Gioia sidled gong the catwalk until she was at his side. 'The guide was talking before you came,' she said, pointing. 'Do you see that place over there, under the mirror? Someone standing there and looking into the mirror gets a view of ships at sea that can't be seen from here by the naked eye. The mirror magnifies things.'
'Do you believe that?'
She nodded towards the guide. 'It said so. And it also told us that if you look in a certain way, you can see right across the water into the city of Constantinople.'
She is like a child, he thought. They all are. He said, 'You told me yourself this very morning that it isn't possible to see that far. Besides, Constantinople doesn't exist right now.'
'It will,' she replied. '«You» said that to me, this very morning. And when it does, it'll be reflected in the Lighthouse mirror. That's the truth. I'm absolutely certain of it.' ...
'We'll go to Constantinople together. We'll leave tomorrow, eh? What do you say? We'll charter a boat. It's a quick little hop, right across the Mediterranean. Sailing to Byzantium! There was a poem, you know, in my time. Not forgotten, I guess, because they've programmed it into me. All these thousands of years, and someone still remembers old Yeats. «The young in one another's arms, birds in the trees». Come with me to Byzantium, Gioia.' ...
Cf. Yeats, Sailing to Byzantium (1927), Byzantium (1930) * A History of Byzantium * Aspects of Byzantium in Modern Popular Music * Byzantium & Modern Greece Resources * Greek Orthodoxy - From Apostolic Times to the Present Day

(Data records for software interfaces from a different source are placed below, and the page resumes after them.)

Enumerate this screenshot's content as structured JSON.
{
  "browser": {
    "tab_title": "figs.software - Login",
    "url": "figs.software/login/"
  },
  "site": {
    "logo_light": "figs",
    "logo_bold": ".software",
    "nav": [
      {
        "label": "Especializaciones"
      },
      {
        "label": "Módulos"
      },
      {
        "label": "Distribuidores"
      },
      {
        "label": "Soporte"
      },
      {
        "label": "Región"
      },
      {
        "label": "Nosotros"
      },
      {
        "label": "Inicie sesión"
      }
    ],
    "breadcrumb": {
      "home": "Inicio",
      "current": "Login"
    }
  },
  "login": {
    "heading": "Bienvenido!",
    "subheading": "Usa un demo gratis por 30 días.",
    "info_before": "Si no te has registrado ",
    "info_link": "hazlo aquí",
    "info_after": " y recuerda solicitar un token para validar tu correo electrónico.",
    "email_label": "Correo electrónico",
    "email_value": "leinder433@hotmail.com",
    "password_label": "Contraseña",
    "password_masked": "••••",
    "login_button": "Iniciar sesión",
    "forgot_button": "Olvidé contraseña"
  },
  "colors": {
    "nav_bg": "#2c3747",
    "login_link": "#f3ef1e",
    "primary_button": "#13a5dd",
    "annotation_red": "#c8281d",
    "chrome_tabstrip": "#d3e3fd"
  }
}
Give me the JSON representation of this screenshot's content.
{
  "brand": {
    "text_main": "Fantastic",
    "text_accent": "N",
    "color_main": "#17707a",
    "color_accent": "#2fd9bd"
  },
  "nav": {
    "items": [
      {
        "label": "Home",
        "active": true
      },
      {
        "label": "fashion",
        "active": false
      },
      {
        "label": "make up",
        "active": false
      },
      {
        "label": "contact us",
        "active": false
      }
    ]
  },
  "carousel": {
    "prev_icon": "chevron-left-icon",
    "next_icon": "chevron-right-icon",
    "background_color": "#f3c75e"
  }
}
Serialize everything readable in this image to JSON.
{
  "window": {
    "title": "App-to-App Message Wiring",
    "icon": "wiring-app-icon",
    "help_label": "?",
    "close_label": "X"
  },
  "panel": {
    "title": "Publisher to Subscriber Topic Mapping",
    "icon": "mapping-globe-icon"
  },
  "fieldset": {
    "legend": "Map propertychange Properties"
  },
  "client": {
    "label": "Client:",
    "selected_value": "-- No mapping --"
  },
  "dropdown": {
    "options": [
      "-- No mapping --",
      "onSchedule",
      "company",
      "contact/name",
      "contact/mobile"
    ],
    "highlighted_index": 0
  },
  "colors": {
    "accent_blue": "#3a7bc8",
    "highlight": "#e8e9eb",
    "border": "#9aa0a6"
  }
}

Reference address : https://www.ellopos.net/elpenor/greeks-us/silverberg-sailingtobyzantium.asp?pg=2